Alban lived during the third century in the Roman city of Verulamium (modern day St Albans). One day he gave shelter to a Christian priest fleeing from persecution and was so moved by the priest’s faith and courage that he asked to be taught more about Christianity, which was a forbidden religion. When the authorities came to arrest the fugitive priest, Alban, inspired by his new-found faith, exchanged clothes with the priest allowing him to escape. The Roman soldiers instead arrested Alban and brought him before the city magistrate. Alban refused to sacrifice to the Roman gods and declared: ‘I am Alban and I worship and adore the true and living God, who created all things’. The magistrate ordered that Alban should receive the punishment due to the priest. He was taken out of the town to the site of execution where he was beheaded.

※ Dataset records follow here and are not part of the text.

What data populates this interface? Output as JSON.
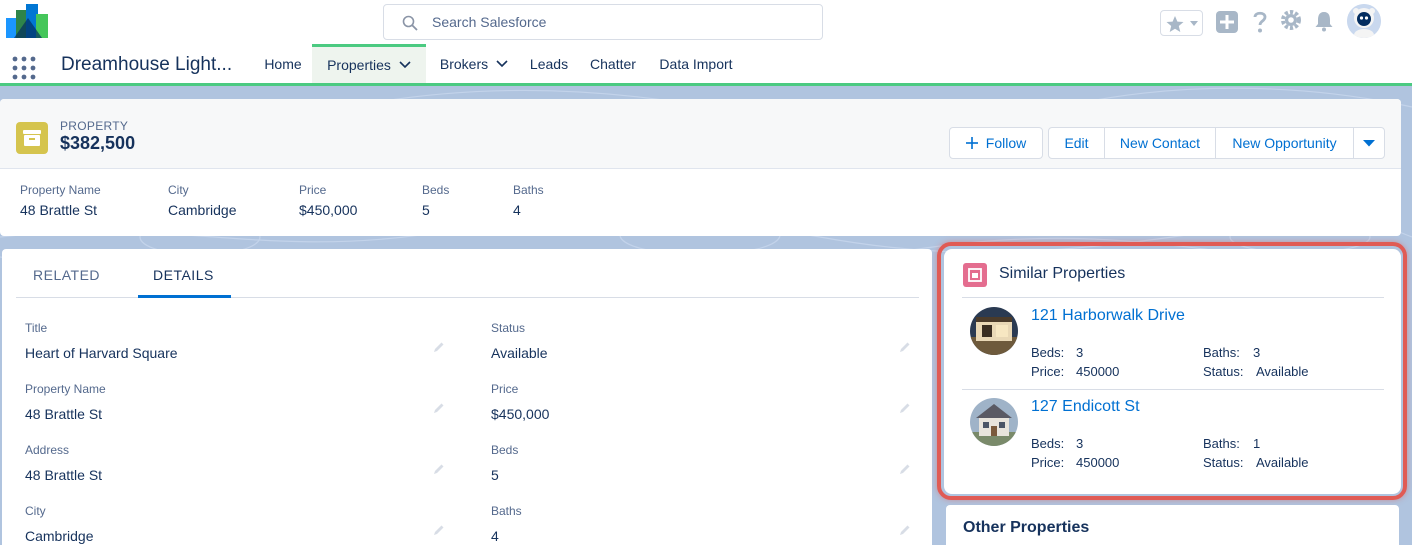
{
  "global_header": {
    "search_placeholder": "Search Salesforce",
    "icons": [
      "favorites-star-icon",
      "favorites-dropdown-icon",
      "global-create-icon",
      "help-icon",
      "setup-gear-icon",
      "notifications-bell-icon",
      "user-avatar"
    ]
  },
  "app_nav": {
    "app_name": "Dreamhouse Light...",
    "items": [
      {
        "label": "Home",
        "active": false,
        "has_menu": false
      },
      {
        "label": "Properties",
        "active": true,
        "has_menu": true
      },
      {
        "label": "Brokers",
        "active": false,
        "has_menu": true
      },
      {
        "label": "Leads",
        "active": false,
        "has_menu": false
      },
      {
        "label": "Chatter",
        "active": false,
        "has_menu": false
      },
      {
        "label": "Data Import",
        "active": false,
        "has_menu": false
      }
    ]
  },
  "record": {
    "object_type": "PROPERTY",
    "title": "$382,500",
    "actions": {
      "follow": "Follow",
      "edit": "Edit",
      "new_contact": "New Contact",
      "new_opportunity": "New Opportunity"
    },
    "highlights": [
      {
        "label": "Property Name",
        "value": "48 Brattle St"
      },
      {
        "label": "City",
        "value": "Cambridge"
      },
      {
        "label": "Price",
        "value": "$450,000"
      },
      {
        "label": "Beds",
        "value": "5"
      },
      {
        "label": "Baths",
        "value": "4"
      }
    ]
  },
  "tabs": {
    "related": "RELATED",
    "details": "DETAILS",
    "active": "DETAILS"
  },
  "details": {
    "left": [
      {
        "label": "Title",
        "value": "Heart of Harvard Square"
      },
      {
        "label": "Property Name",
        "value": "48 Brattle St"
      },
      {
        "label": "Address",
        "value": "48 Brattle St"
      },
      {
        "label": "City",
        "value": "Cambridge"
      }
    ],
    "right": [
      {
        "label": "Status",
        "value": "Available"
      },
      {
        "label": "Price",
        "value": "$450,000"
      },
      {
        "label": "Beds",
        "value": "5"
      },
      {
        "label": "Baths",
        "value": "4"
      }
    ]
  },
  "similar_properties": {
    "title": "Similar Properties",
    "items": [
      {
        "name": "121 Harborwalk Drive",
        "beds_label": "Beds:",
        "beds": "3",
        "baths_label": "Baths:",
        "baths": "3",
        "price_label": "Price:",
        "price": "450000",
        "status_label": "Status:",
        "status": "Available"
      },
      {
        "name": "127 Endicott St",
        "beds_label": "Beds:",
        "beds": "3",
        "baths_label": "Baths:",
        "baths": "1",
        "price_label": "Price:",
        "price": "450000",
        "status_label": "Status:",
        "status": "Available"
      }
    ]
  },
  "other_properties": {
    "title": "Other Properties"
  },
  "colors": {
    "link_blue": "#0070d2",
    "text_dark": "#16325c",
    "label_gray": "#54698d",
    "nav_active_green": "#4bca81",
    "property_icon_yellow": "#d5c44e",
    "similar_icon_pink": "#e46d8f",
    "highlight_red": "#e05b55",
    "page_bg_blue": "#b0c4df"
  }
}
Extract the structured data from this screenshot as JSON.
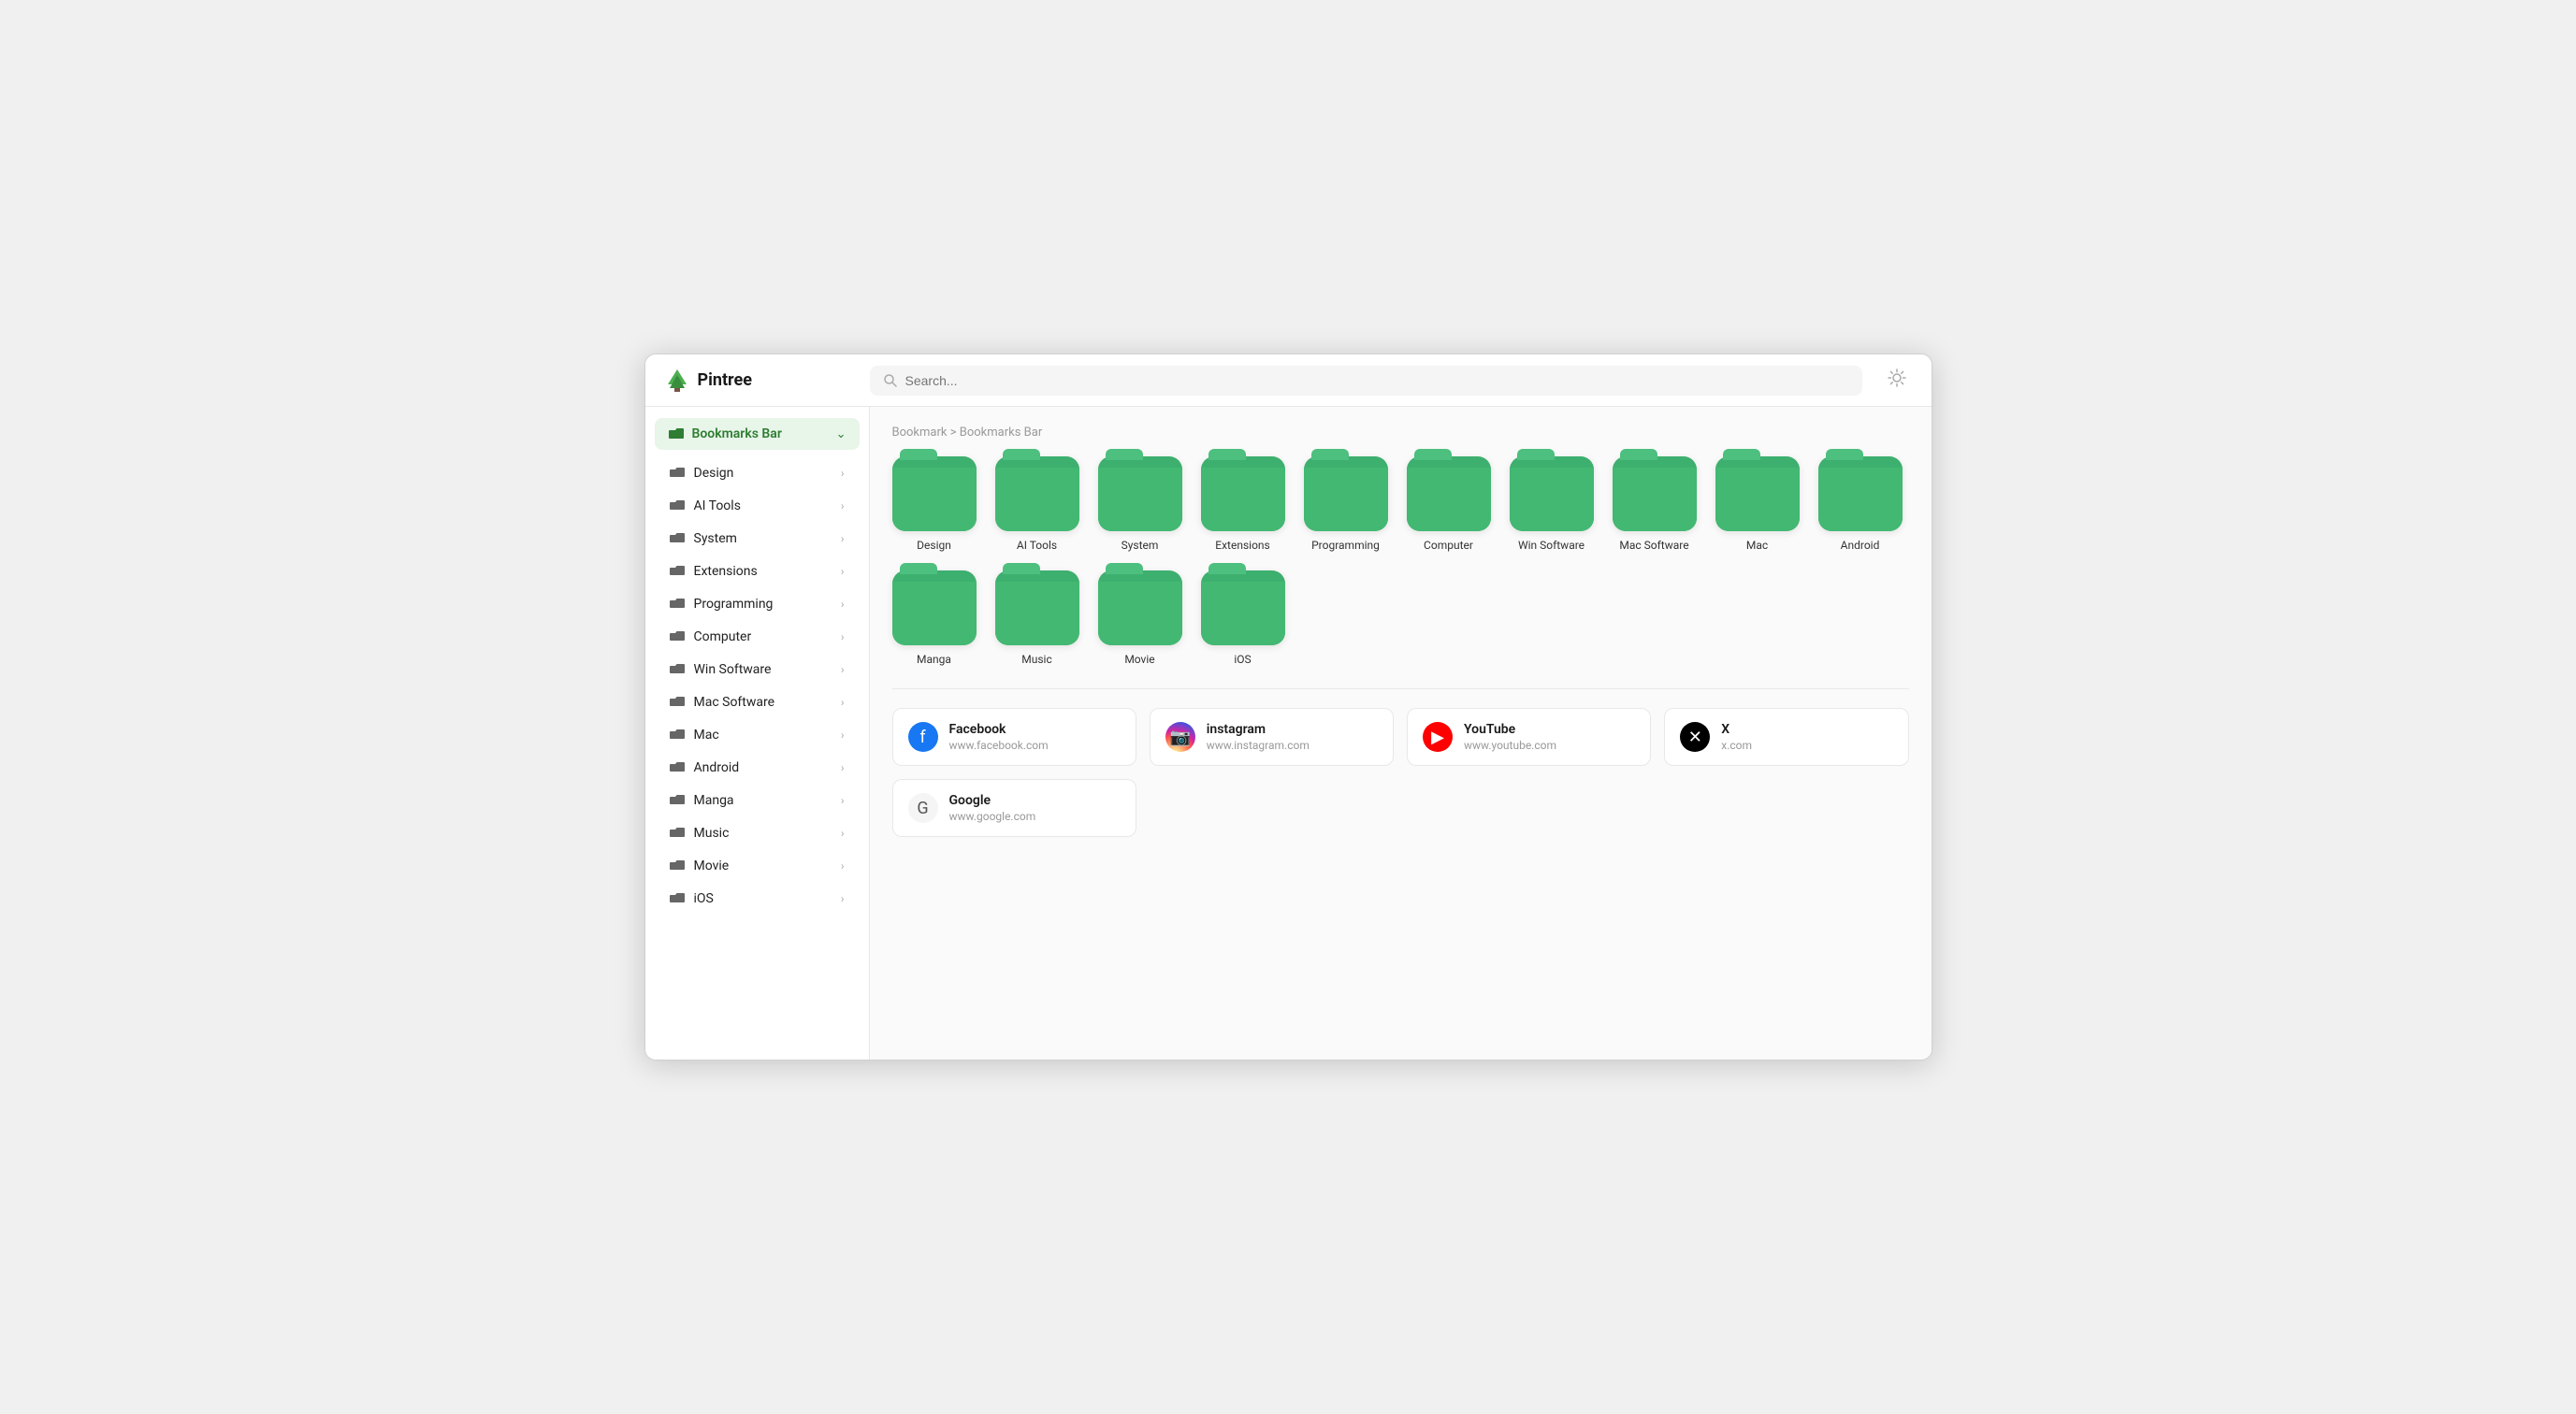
{
  "app": {
    "name": "Pintree"
  },
  "header": {
    "search_placeholder": "Search...",
    "theme_icon": "☀"
  },
  "sidebar": {
    "bookmarks_bar_label": "Bookmarks Bar",
    "items": [
      {
        "id": "design",
        "label": "Design"
      },
      {
        "id": "ai-tools",
        "label": "AI Tools"
      },
      {
        "id": "system",
        "label": "System"
      },
      {
        "id": "extensions",
        "label": "Extensions"
      },
      {
        "id": "programming",
        "label": "Programming"
      },
      {
        "id": "computer",
        "label": "Computer"
      },
      {
        "id": "win-software",
        "label": "Win Software"
      },
      {
        "id": "mac-software",
        "label": "Mac Software"
      },
      {
        "id": "mac",
        "label": "Mac"
      },
      {
        "id": "android",
        "label": "Android"
      },
      {
        "id": "manga",
        "label": "Manga"
      },
      {
        "id": "music",
        "label": "Music"
      },
      {
        "id": "movie",
        "label": "Movie"
      },
      {
        "id": "ios",
        "label": "iOS"
      }
    ]
  },
  "breadcrumb": "Bookmark > Bookmarks Bar",
  "folders": [
    {
      "id": "design",
      "name": "Design"
    },
    {
      "id": "ai-tools",
      "name": "AI Tools"
    },
    {
      "id": "system",
      "name": "System"
    },
    {
      "id": "extensions",
      "name": "Extensions"
    },
    {
      "id": "programming",
      "name": "Programming"
    },
    {
      "id": "computer",
      "name": "Computer"
    },
    {
      "id": "win-software",
      "name": "Win Software"
    },
    {
      "id": "mac-software",
      "name": "Mac Software"
    },
    {
      "id": "mac",
      "name": "Mac"
    },
    {
      "id": "android",
      "name": "Android"
    },
    {
      "id": "manga",
      "name": "Manga"
    },
    {
      "id": "music",
      "name": "Music"
    },
    {
      "id": "movie",
      "name": "Movie"
    },
    {
      "id": "ios",
      "name": "iOS"
    }
  ],
  "bookmarks": [
    {
      "id": "facebook",
      "title": "Facebook",
      "url": "www.facebook.com",
      "favicon_type": "facebook",
      "favicon_char": "f"
    },
    {
      "id": "instagram",
      "title": "instagram",
      "url": "www.instagram.com",
      "favicon_type": "instagram",
      "favicon_char": "📷"
    },
    {
      "id": "youtube",
      "title": "YouTube",
      "url": "www.youtube.com",
      "favicon_type": "youtube",
      "favicon_char": "▶"
    },
    {
      "id": "x",
      "title": "X",
      "url": "x.com",
      "favicon_type": "x",
      "favicon_char": "✕"
    },
    {
      "id": "google",
      "title": "Google",
      "url": "www.google.com",
      "favicon_type": "google",
      "favicon_char": "G"
    }
  ]
}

The historian Bede reports that miraculous signs accompanied Alban's martyrdom—a river Alban crossed dried up, and when he asked for water, a spring "bubbled up at his feet." Upon seeing this, his appointed executioner converted to Christianity and refused to kill the saint; his replacement, moreover, "was not permitted to boast of his deed, for as the martyr's head fell, the executioner's eyes dropped out on the ground." Alban is honoured as the first British martyr, and his grave became a place of pilgrimage.
St Alban’s Feast Day: 22 June
St Bede, also known as the Venerable Bede, is widely regarded as the greatest of all the Anglo-Saxon scholars. He wrote around 40 books mainly dealing with theology and history. Bede was probably born in Monkton, Durham, but nothing is known of his family background. At the age of 7 he was sent to the monastery at Wearmouth. In 682 AD, Bede moved to the monastery at Jarrow, where he spent the rest of his life. By the age of 19 he had become a deacon and was promoted to priest at 30.
His scholarship covered a huge range of subjects, including commentaries on the bible, observations of nature, music and poetry. His most famous work, which is a key source for the understanding of early British history and the arrival of Christianity, is 'Historia Ecclesiastica Gentis Anglorum' or 'The Ecclesiastical History of the English People', which was completed in 731 AD. It is the first work of history in which the AD system of dating is used and gained him the title ‘The Father of English History’. Bede was one of the greatest teachers and writers of the early Middle Ages and is considered by many historians to be the single most important scholar of antiquity for the period. Bede died in his cell at the monastery in May 735 AD.
St Bede’s Feast Day: 25 May
St Chad, also called Ceadda, was the youngest of four brothers, who all became eminent priests. With his brother St Cedd, he was educated at the abbey of Lindisfarne on Holy Island (off the coast of Northumbria) under its founder, Abbot St Aidan. Chad is credited with the Christianisation of the ancient English kingdom of Mercia. He was the first Bishop of Lichfield and is said to have founded two monasteries. Chad died from a plague on 2 March 672 and numerous miracles were reported to have taken place at his tomb. His relics, originally in the Cathedral of Lichfield, were saved by Roman Catholics during the Reformation and transferred to St Chad’s Cathedral, Birmingham.
St Chad’s Feast Day: 2 March